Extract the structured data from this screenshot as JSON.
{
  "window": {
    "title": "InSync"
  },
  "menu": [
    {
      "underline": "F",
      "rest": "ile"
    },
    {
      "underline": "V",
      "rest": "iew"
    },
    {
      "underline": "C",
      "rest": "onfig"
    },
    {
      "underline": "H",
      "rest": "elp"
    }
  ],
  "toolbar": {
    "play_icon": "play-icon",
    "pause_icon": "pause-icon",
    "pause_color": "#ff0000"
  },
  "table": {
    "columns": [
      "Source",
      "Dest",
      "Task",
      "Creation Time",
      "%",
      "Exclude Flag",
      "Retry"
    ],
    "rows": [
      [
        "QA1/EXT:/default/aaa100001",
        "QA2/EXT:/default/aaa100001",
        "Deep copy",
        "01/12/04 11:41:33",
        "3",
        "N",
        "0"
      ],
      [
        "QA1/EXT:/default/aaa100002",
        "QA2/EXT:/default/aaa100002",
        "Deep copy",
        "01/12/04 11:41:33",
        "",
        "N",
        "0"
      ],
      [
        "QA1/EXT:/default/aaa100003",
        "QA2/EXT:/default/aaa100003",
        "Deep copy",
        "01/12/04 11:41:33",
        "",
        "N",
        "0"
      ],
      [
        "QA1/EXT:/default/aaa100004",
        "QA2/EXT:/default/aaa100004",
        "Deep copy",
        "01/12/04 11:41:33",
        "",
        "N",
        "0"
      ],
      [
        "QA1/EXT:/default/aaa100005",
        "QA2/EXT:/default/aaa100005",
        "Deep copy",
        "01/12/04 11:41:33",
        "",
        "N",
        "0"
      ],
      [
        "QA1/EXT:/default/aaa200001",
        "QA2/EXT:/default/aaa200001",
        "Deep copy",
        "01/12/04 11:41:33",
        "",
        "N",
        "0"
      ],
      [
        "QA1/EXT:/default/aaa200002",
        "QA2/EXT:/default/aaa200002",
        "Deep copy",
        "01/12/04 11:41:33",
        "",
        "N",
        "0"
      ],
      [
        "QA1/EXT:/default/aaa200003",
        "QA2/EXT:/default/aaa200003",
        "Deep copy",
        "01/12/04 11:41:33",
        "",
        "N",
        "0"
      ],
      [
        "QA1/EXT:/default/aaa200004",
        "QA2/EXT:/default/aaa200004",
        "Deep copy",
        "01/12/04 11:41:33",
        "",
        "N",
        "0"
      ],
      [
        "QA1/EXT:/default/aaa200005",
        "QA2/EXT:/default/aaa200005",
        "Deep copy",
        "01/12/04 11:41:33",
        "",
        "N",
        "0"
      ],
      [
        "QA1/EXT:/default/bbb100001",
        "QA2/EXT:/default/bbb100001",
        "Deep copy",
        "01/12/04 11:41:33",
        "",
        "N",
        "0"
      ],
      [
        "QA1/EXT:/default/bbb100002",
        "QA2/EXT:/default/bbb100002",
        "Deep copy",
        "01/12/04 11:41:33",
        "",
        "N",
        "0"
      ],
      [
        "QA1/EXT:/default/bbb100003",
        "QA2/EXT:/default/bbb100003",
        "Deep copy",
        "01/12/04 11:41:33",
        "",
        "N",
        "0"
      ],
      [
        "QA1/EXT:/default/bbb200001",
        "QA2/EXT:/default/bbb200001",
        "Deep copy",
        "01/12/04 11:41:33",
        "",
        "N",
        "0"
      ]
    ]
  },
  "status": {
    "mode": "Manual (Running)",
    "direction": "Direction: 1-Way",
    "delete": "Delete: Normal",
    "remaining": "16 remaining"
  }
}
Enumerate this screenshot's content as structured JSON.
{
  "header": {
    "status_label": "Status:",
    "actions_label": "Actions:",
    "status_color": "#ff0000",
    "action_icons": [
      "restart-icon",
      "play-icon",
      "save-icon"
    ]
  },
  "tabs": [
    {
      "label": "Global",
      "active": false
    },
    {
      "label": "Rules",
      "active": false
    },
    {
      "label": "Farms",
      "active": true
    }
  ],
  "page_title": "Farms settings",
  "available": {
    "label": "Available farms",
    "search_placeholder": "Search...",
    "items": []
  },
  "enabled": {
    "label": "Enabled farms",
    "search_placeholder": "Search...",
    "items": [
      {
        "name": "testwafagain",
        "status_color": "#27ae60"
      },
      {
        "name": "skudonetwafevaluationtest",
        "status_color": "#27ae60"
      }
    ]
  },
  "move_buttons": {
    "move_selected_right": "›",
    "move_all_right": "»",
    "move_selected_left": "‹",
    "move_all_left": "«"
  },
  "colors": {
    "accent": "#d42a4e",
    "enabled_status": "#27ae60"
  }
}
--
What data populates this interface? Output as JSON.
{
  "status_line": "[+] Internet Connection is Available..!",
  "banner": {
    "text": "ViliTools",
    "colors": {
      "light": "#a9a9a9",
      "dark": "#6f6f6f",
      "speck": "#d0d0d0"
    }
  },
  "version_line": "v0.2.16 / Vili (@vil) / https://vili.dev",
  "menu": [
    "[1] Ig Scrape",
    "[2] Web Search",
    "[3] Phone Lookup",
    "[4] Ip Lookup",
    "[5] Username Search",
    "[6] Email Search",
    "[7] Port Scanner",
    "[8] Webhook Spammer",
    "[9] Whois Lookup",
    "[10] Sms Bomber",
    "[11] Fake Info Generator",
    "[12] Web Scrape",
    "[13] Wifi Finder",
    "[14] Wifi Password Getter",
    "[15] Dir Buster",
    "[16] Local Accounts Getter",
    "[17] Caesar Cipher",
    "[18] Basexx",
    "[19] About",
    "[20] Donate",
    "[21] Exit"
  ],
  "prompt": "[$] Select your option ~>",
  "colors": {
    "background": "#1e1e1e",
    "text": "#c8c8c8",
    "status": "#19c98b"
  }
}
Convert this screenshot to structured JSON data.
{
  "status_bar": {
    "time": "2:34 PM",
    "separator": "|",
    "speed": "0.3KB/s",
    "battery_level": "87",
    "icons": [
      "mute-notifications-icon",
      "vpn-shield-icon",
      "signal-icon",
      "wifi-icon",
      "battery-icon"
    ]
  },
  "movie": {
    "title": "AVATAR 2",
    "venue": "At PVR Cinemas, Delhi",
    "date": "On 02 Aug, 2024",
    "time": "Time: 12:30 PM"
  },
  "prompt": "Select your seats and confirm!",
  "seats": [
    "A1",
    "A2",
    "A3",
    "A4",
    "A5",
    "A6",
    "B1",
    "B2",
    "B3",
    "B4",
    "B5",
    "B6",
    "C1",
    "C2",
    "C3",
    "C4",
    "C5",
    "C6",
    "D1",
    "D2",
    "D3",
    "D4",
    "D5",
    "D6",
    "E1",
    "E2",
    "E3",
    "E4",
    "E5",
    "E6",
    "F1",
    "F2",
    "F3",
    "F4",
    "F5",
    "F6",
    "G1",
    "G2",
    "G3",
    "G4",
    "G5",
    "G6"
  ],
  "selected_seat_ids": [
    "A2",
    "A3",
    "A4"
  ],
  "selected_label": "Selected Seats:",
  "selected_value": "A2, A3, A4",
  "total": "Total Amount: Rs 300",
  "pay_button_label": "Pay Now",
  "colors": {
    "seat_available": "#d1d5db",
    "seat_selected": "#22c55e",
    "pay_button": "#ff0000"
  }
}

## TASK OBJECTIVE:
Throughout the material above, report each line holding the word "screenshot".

## RESPONSE TO THIS EXERCISE:
Extract the structured data from this screenshot as JSON.
Enumerate this screenshot's content as structured JSON.
Convert this screenshot to structured JSON data.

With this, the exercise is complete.